EXTRACTED ENTRIES:
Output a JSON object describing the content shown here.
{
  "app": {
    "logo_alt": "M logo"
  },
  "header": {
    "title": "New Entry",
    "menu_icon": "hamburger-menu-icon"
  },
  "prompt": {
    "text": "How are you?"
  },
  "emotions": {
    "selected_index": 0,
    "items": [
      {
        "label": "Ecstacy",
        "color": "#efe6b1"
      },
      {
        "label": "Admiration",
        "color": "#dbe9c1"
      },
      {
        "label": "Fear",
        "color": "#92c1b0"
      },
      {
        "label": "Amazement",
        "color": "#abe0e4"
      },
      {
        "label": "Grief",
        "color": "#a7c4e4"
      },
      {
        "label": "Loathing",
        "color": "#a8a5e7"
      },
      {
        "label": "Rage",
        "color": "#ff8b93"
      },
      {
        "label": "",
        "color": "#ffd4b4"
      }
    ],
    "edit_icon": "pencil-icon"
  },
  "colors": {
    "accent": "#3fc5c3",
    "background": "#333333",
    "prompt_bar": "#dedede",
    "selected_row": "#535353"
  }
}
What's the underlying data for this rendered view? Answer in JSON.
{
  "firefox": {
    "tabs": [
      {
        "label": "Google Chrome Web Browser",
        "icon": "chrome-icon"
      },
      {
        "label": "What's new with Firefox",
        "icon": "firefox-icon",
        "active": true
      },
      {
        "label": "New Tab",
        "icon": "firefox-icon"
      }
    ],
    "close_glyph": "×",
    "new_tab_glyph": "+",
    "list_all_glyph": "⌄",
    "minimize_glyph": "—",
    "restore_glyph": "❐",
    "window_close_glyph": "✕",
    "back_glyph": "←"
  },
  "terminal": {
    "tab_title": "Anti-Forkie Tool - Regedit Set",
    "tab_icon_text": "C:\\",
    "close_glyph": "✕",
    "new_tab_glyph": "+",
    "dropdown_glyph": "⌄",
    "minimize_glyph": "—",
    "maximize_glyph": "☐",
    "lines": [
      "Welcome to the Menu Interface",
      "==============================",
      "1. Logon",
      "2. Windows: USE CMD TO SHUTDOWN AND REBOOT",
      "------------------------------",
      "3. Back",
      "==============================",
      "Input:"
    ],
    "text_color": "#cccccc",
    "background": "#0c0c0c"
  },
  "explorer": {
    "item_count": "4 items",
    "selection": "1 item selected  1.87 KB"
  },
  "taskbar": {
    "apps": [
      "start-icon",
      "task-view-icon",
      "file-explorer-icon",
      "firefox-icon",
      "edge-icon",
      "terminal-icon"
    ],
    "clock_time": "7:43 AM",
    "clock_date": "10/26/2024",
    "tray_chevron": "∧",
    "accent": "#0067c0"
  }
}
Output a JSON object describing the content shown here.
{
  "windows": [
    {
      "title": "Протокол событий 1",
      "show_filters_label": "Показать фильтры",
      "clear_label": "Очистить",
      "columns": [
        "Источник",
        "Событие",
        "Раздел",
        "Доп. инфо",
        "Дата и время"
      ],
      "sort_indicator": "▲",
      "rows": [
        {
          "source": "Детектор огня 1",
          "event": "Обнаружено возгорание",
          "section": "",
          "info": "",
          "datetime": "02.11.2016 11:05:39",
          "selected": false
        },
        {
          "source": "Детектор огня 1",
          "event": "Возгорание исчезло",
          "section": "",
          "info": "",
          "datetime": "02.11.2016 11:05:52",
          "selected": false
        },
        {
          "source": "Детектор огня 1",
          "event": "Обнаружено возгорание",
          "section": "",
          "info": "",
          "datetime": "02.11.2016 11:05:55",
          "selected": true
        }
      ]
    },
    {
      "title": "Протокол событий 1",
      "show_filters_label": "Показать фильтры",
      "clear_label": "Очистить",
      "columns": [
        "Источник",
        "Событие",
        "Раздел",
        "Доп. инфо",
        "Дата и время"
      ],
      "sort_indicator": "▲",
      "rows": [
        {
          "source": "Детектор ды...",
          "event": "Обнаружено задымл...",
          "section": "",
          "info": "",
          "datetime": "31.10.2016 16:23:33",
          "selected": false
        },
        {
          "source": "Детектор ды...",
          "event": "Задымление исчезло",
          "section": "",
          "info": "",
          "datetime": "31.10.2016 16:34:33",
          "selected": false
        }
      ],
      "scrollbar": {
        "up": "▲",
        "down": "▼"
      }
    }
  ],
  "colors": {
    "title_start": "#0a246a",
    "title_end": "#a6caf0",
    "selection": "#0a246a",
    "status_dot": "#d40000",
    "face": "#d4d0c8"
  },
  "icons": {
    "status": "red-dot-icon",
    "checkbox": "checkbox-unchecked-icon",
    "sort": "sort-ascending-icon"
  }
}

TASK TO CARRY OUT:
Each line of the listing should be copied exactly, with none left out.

SOLUTION TO THE EXERCISE:
Output a JSON object describing the content shown here.
{
  "app": {
    "logo_alt": "M logo"
  },
  "header": {
    "title": "New Entry",
    "menu_icon": "hamburger-menu-icon"
  },
  "prompt": {
    "text": "How are you?"
  },
  "emotions": {
    "selected_index": 0,
    "items": [
      {
        "label": "Ecstacy",
        "color": "#efe6b1"
      },
      {
        "label": "Admiration",
        "color": "#dbe9c1"
      },
      {
        "label": "Fear",
        "color": "#92c1b0"
      },
      {
        "label": "Amazement",
        "color": "#abe0e4"
      },
      {
        "label": "Grief",
        "color": "#a7c4e4"
      },
      {
        "label": "Loathing",
        "color": "#a8a5e7"
      },
      {
        "label": "Rage",
        "color": "#ff8b93"
      },
      {
        "label": "",
        "color": "#ffd4b4"
      }
    ],
    "edit_icon": "pencil-icon"
  },
  "colors": {
    "accent": "#3fc5c3",
    "background": "#333333",
    "prompt_bar": "#dedede",
    "selected_row": "#535353"
  }
}
What's the underlying data for this rendered view? Answer in JSON.
{
  "firefox": {
    "tabs": [
      {
        "label": "Google Chrome Web Browser",
        "icon": "chrome-icon"
      },
      {
        "label": "What's new with Firefox",
        "icon": "firefox-icon",
        "active": true
      },
      {
        "label": "New Tab",
        "icon": "firefox-icon"
      }
    ],
    "close_glyph": "×",
    "new_tab_glyph": "+",
    "list_all_glyph": "⌄",
    "minimize_glyph": "—",
    "restore_glyph": "❐",
    "window_close_glyph": "✕",
    "back_glyph": "←"
  },
  "terminal": {
    "tab_title": "Anti-Forkie Tool - Regedit Set",
    "tab_icon_text": "C:\\",
    "close_glyph": "✕",
    "new_tab_glyph": "+",
    "dropdown_glyph": "⌄",
    "minimize_glyph": "—",
    "maximize_glyph": "☐",
    "lines": [
      "Welcome to the Menu Interface",
      "==============================",
      "1. Logon",
      "2. Windows: USE CMD TO SHUTDOWN AND REBOOT",
      "------------------------------",
      "3. Back",
      "==============================",
      "Input:"
    ],
    "text_color": "#cccccc",
    "background": "#0c0c0c"
  },
  "explorer": {
    "item_count": "4 items",
    "selection": "1 item selected  1.87 KB"
  },
  "taskbar": {
    "apps": [
      "start-icon",
      "task-view-icon",
      "file-explorer-icon",
      "firefox-icon",
      "edge-icon",
      "terminal-icon"
    ],
    "clock_time": "7:43 AM",
    "clock_date": "10/26/2024",
    "tray_chevron": "∧",
    "accent": "#0067c0"
  }
}
Output a JSON object describing the content shown here.
{
  "windows": [
    {
      "title": "Протокол событий 1",
      "show_filters_label": "Показать фильтры",
      "clear_label": "Очистить",
      "columns": [
        "Источник",
        "Событие",
        "Раздел",
        "Доп. инфо",
        "Дата и время"
      ],
      "sort_indicator": "▲",
      "rows": [
        {
          "source": "Детектор огня 1",
          "event": "Обнаружено возгорание",
          "section": "",
          "info": "",
          "datetime": "02.11.2016 11:05:39",
          "selected": false
        },
        {
          "source": "Детектор огня 1",
          "event": "Возгорание исчезло",
          "section": "",
          "info": "",
          "datetime": "02.11.2016 11:05:52",
          "selected": false
        },
        {
          "source": "Детектор огня 1",
          "event": "Обнаружено возгорание",
          "section": "",
          "info": "",
          "datetime": "02.11.2016 11:05:55",
          "selected": true
        }
      ]
    },
    {
      "title": "Протокол событий 1",
      "show_filters_label": "Показать фильтры",
      "clear_label": "Очистить",
      "columns": [
        "Источник",
        "Событие",
        "Раздел",
        "Доп. инфо",
        "Дата и время"
      ],
      "sort_indicator": "▲",
      "rows": [
        {
          "source": "Детектор ды...",
          "event": "Обнаружено задымл...",
          "section": "",
          "info": "",
          "datetime": "31.10.2016 16:23:33",
          "selected": false
        },
        {
          "source": "Детектор ды...",
          "event": "Задымление исчезло",
          "section": "",
          "info": "",
          "datetime": "31.10.2016 16:34:33",
          "selected": false
        }
      ],
      "scrollbar": {
        "up": "▲",
        "down": "▼"
      }
    }
  ],
  "colors": {
    "title_start": "#0a246a",
    "title_end": "#a6caf0",
    "selection": "#0a246a",
    "status_dot": "#d40000",
    "face": "#d4d0c8"
  },
  "icons": {
    "status": "red-dot-icon",
    "checkbox": "checkbox-unchecked-icon",
    "sort": "sort-ascending-icon"
  }
}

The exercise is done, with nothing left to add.